[Interface dataset entries]
━━━━━━
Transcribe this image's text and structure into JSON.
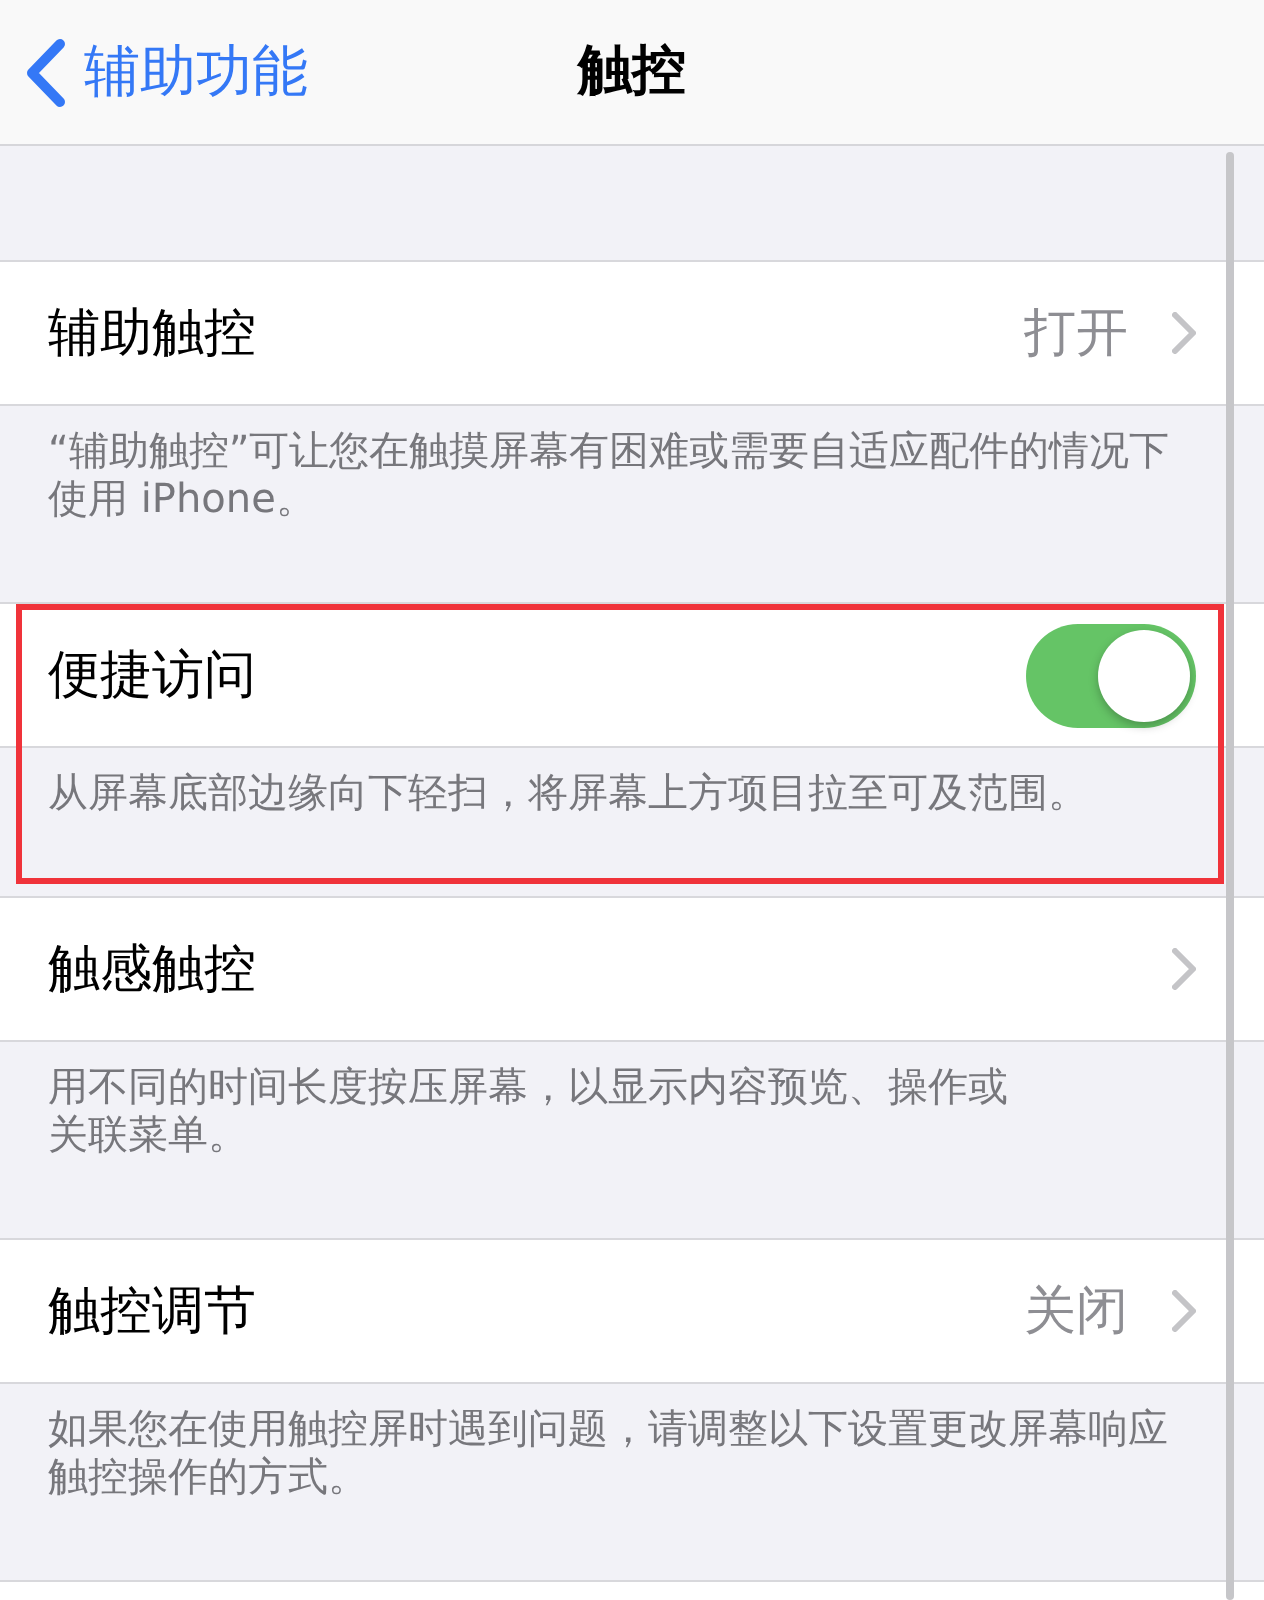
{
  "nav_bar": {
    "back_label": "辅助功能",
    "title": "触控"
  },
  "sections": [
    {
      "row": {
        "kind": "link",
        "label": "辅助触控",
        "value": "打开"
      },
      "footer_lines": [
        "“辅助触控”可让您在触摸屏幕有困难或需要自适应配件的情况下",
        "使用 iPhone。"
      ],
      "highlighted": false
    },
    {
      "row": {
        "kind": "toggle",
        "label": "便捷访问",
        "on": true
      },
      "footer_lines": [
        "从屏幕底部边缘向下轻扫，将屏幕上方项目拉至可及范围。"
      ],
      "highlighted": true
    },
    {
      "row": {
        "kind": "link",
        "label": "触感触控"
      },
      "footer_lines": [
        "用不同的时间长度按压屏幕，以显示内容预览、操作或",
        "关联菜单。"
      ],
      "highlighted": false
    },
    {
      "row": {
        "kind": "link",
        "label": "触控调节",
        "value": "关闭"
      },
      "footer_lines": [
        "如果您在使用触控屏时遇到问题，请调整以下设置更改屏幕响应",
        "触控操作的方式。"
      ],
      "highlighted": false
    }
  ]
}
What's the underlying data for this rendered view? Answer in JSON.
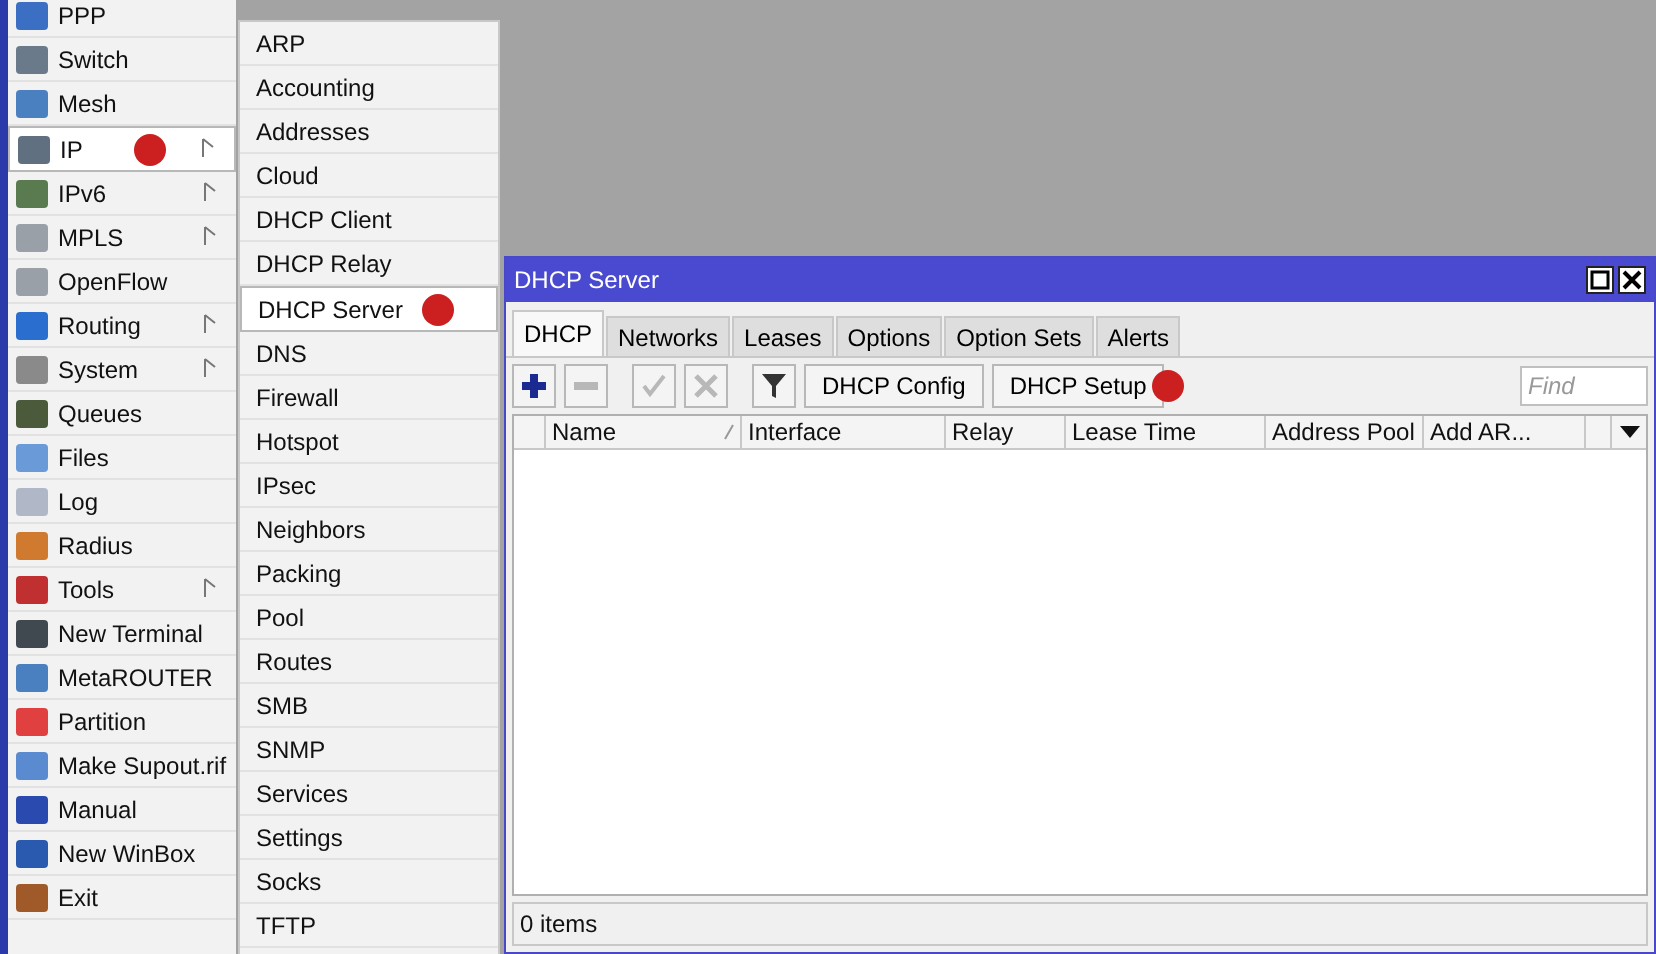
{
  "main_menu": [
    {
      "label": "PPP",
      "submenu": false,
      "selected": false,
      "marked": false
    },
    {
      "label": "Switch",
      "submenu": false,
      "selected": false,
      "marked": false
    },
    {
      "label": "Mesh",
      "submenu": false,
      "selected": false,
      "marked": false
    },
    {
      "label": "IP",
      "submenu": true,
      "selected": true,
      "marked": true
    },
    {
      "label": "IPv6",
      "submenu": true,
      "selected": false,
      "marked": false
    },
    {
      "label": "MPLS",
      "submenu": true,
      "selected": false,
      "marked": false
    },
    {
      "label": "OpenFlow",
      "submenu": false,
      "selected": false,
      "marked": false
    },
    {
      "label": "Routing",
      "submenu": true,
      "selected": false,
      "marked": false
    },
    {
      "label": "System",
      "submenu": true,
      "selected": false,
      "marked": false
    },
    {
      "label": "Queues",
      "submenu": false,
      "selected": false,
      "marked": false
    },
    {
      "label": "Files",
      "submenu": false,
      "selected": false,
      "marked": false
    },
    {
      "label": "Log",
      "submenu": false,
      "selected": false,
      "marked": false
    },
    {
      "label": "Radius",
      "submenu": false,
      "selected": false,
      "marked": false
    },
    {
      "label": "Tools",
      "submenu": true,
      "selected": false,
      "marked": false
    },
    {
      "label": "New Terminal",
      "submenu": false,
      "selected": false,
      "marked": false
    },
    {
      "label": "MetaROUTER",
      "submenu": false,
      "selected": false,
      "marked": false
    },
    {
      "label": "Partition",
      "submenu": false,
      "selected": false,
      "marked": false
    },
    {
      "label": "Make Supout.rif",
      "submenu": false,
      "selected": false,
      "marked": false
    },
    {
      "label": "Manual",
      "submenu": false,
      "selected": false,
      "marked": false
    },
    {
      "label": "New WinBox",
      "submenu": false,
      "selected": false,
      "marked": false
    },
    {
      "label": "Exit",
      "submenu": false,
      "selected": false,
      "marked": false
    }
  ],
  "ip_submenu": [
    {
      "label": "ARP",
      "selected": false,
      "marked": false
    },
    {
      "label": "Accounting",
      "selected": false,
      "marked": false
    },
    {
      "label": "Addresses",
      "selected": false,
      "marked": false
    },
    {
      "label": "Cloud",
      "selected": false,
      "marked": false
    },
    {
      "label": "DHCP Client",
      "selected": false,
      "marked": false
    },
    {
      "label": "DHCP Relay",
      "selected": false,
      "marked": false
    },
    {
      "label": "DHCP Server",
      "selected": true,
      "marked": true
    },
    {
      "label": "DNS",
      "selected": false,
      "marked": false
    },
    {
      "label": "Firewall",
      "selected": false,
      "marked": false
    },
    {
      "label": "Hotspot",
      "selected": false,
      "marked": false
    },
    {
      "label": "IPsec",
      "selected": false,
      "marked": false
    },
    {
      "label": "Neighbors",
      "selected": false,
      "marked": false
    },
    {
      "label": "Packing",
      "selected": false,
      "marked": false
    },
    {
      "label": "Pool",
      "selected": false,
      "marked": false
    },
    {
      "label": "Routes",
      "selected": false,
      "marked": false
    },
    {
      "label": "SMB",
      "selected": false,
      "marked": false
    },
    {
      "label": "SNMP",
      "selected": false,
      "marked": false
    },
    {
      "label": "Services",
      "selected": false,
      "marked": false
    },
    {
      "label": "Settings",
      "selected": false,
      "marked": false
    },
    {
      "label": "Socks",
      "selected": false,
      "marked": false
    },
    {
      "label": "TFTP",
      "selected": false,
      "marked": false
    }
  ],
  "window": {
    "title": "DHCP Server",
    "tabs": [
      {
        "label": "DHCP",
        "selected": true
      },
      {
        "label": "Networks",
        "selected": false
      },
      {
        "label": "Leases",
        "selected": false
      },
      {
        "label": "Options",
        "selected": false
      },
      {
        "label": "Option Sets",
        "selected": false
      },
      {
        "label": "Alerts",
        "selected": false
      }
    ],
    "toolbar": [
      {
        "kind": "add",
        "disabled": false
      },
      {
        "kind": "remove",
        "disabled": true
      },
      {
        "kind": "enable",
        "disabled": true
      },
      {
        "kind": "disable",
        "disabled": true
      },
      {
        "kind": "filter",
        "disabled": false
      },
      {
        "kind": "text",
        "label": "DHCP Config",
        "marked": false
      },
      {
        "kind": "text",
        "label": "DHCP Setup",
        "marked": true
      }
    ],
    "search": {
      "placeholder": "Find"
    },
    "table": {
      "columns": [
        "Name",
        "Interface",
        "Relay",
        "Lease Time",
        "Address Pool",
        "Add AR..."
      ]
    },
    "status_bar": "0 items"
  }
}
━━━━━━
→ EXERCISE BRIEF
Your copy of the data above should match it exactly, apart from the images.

→ SOLUTION FOR THIS PROBLEM
Transcribe this image's text and structure into JSON.
{
  "nav_bar": {
    "back_label": "辅助功能",
    "title": "触控"
  },
  "sections": [
    {
      "row": {
        "kind": "link",
        "label": "辅助触控",
        "value": "打开"
      },
      "footer_lines": [
        "“辅助触控”可让您在触摸屏幕有困难或需要自适应配件的情况下",
        "使用 iPhone。"
      ],
      "highlighted": false
    },
    {
      "row": {
        "kind": "toggle",
        "label": "便捷访问",
        "on": true
      },
      "footer_lines": [
        "从屏幕底部边缘向下轻扫，将屏幕上方项目拉至可及范围。"
      ],
      "highlighted": true
    },
    {
      "row": {
        "kind": "link",
        "label": "触感触控"
      },
      "footer_lines": [
        "用不同的时间长度按压屏幕，以显示内容预览、操作或",
        "关联菜单。"
      ],
      "highlighted": false
    },
    {
      "row": {
        "kind": "link",
        "label": "触控调节",
        "value": "关闭"
      },
      "footer_lines": [
        "如果您在使用触控屏时遇到问题，请调整以下设置更改屏幕响应",
        "触控操作的方式。"
      ],
      "highlighted": false
    }
  ]
}
What's the underlying data for this rendered view? Answer in JSON.
{
  "main_menu": [
    {
      "label": "PPP",
      "submenu": false,
      "selected": false,
      "marked": false
    },
    {
      "label": "Switch",
      "submenu": false,
      "selected": false,
      "marked": false
    },
    {
      "label": "Mesh",
      "submenu": false,
      "selected": false,
      "marked": false
    },
    {
      "label": "IP",
      "submenu": true,
      "selected": true,
      "marked": true
    },
    {
      "label": "IPv6",
      "submenu": true,
      "selected": false,
      "marked": false
    },
    {
      "label": "MPLS",
      "submenu": true,
      "selected": false,
      "marked": false
    },
    {
      "label": "OpenFlow",
      "submenu": false,
      "selected": false,
      "marked": false
    },
    {
      "label": "Routing",
      "submenu": true,
      "selected": false,
      "marked": false
    },
    {
      "label": "System",
      "submenu": true,
      "selected": false,
      "marked": false
    },
    {
      "label": "Queues",
      "submenu": false,
      "selected": false,
      "marked": false
    },
    {
      "label": "Files",
      "submenu": false,
      "selected": false,
      "marked": false
    },
    {
      "label": "Log",
      "submenu": false,
      "selected": false,
      "marked": false
    },
    {
      "label": "Radius",
      "submenu": false,
      "selected": false,
      "marked": false
    },
    {
      "label": "Tools",
      "submenu": true,
      "selected": false,
      "marked": false
    },
    {
      "label": "New Terminal",
      "submenu": false,
      "selected": false,
      "marked": false
    },
    {
      "label": "MetaROUTER",
      "submenu": false,
      "selected": false,
      "marked": false
    },
    {
      "label": "Partition",
      "submenu": false,
      "selected": false,
      "marked": false
    },
    {
      "label": "Make Supout.rif",
      "submenu": false,
      "selected": false,
      "marked": false
    },
    {
      "label": "Manual",
      "submenu": false,
      "selected": false,
      "marked": false
    },
    {
      "label": "New WinBox",
      "submenu": false,
      "selected": false,
      "marked": false
    },
    {
      "label": "Exit",
      "submenu": false,
      "selected": false,
      "marked": false
    }
  ],
  "ip_submenu": [
    {
      "label": "ARP",
      "selected": false,
      "marked": false
    },
    {
      "label": "Accounting",
      "selected": false,
      "marked": false
    },
    {
      "label": "Addresses",
      "selected": false,
      "marked": false
    },
    {
      "label": "Cloud",
      "selected": false,
      "marked": false
    },
    {
      "label": "DHCP Client",
      "selected": false,
      "marked": false
    },
    {
      "label": "DHCP Relay",
      "selected": false,
      "marked": false
    },
    {
      "label": "DHCP Server",
      "selected": true,
      "marked": true
    },
    {
      "label": "DNS",
      "selected": false,
      "marked": false
    },
    {
      "label": "Firewall",
      "selected": false,
      "marked": false
    },
    {
      "label": "Hotspot",
      "selected": false,
      "marked": false
    },
    {
      "label": "IPsec",
      "selected": false,
      "marked": false
    },
    {
      "label": "Neighbors",
      "selected": false,
      "marked": false
    },
    {
      "label": "Packing",
      "selected": false,
      "marked": false
    },
    {
      "label": "Pool",
      "selected": false,
      "marked": false
    },
    {
      "label": "Routes",
      "selected": false,
      "marked": false
    },
    {
      "label": "SMB",
      "selected": false,
      "marked": false
    },
    {
      "label": "SNMP",
      "selected": false,
      "marked": false
    },
    {
      "label": "Services",
      "selected": false,
      "marked": false
    },
    {
      "label": "Settings",
      "selected": false,
      "marked": false
    },
    {
      "label": "Socks",
      "selected": false,
      "marked": false
    },
    {
      "label": "TFTP",
      "selected": false,
      "marked": false
    }
  ],
  "window": {
    "title": "DHCP Server",
    "tabs": [
      {
        "label": "DHCP",
        "selected": true
      },
      {
        "label": "Networks",
        "selected": false
      },
      {
        "label": "Leases",
        "selected": false
      },
      {
        "label": "Options",
        "selected": false
      },
      {
        "label": "Option Sets",
        "selected": false
      },
      {
        "label": "Alerts",
        "selected": false
      }
    ],
    "toolbar": [
      {
        "kind": "add",
        "disabled": false
      },
      {
        "kind": "remove",
        "disabled": true
      },
      {
        "kind": "enable",
        "disabled": true
      },
      {
        "kind": "disable",
        "disabled": true
      },
      {
        "kind": "filter",
        "disabled": false
      },
      {
        "kind": "text",
        "label": "DHCP Config",
        "marked": false
      },
      {
        "kind": "text",
        "label": "DHCP Setup",
        "marked": true
      }
    ],
    "search": {
      "placeholder": "Find"
    },
    "table": {
      "columns": [
        "Name",
        "Interface",
        "Relay",
        "Lease Time",
        "Address Pool",
        "Add AR..."
      ]
    },
    "status_bar": "0 items"
  }
}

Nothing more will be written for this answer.